3 Tablespoons Bouquet Garni (1 ½ T. at a time in mesh bag)
1 teaspoon chicken bouillon
1 quart tomatoes
vegetables of choice (fresh, frozen or dried)
1 cup rice or barley or 3 cups pasta
1 can baked beans

Put cut up chicken in a soup pot, cover with water. Add onions, celery, bay leaves, parsley, 1 ½ Tbsp. Bouquet Garni and bouillon. Bring to a boil and simmer for 1 hour. Remove chicken from pot; allow to cool, them remove meat from bones. Skim fat off top of the soup stock, remove bouquet garni in bag and parsley and discard. Put another 1 ½ Tbsp. bouquet garni in bag and put in pot. Return chicken meat to pot, add tomatoes, vegetables and salt and pepper to taste. In the last half hour of cooking remove fabric bag and whole bay leaves. Add 1 can baked beans and rice, barley or noodles. Cook until pasta is done.


A recipe from my friend Susan Belsinger

2 cups half-and-half cream
3 large fresh bay leaves or 2 dried bay leaves
3 Tablespoons cornstarch
2/3 cup sugar
2 pinches salt
1/4 cup unsweetened cocoa
1/2 cup milk
3 ounces bittersweet or semisweet chocolate, cut into small pieces
1/2 teaspoon pure vanilla extract

Heat the half-and-half cream with the bay leaves in a heavy-bottomed saucepan over medium heat. When the cream starts to bubble around the edges f the pan, remove from heat and cover. Let stand for 30 minutes. After the bay has infused in the cream for nearly 30 minutes, combine the cornstarch, sugar, salt and cocoa in a bowl and add the milk, whisk the contents together. Pour the mixture into the warm cream and place over moderate heat. Continue cooking and whisking as the pudding thickens.
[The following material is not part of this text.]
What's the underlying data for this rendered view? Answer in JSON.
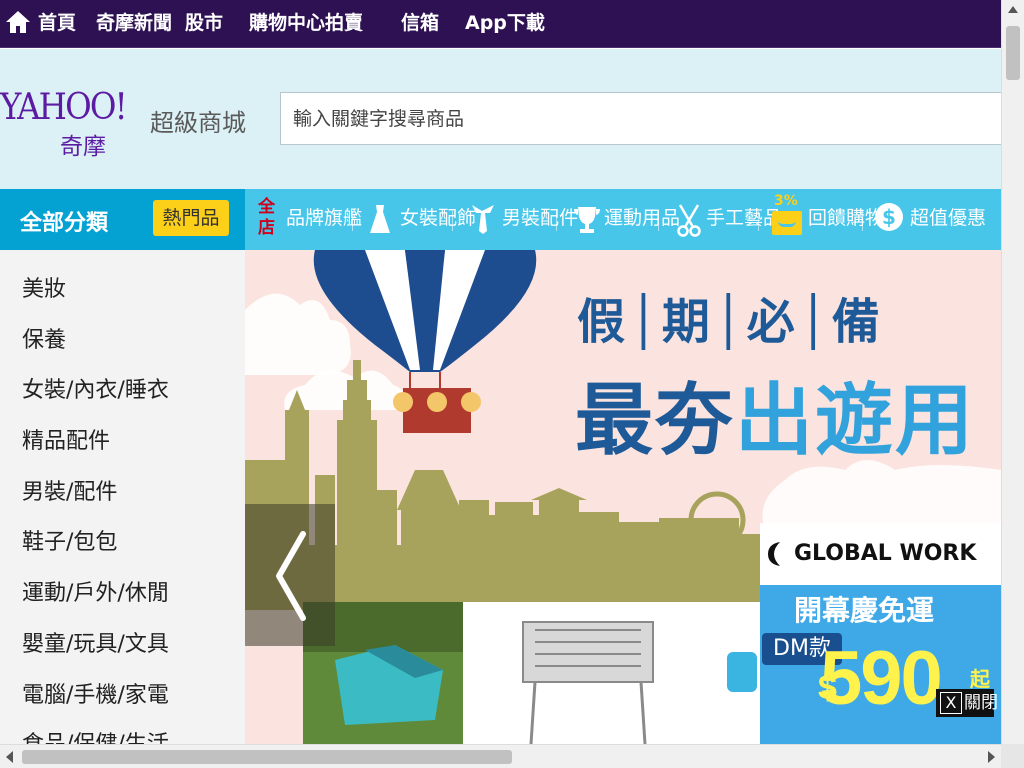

When the pudding begins to bubble and comes to a boil, stir and boil for 1 minute. Remove the pan from heat and whisk in the chocolate pieces until they are melted. Add the vanilla and stir well. Carefully remove the bay leaves and pour the pudding into six ramekins or custard cups. Place the custard cups on a plate or pan and allow them to come to room temperature. Refrigerate until chilled; at least 30 to 45 minutes. Serve at cool room temperature and garnish with whipped cream if desired.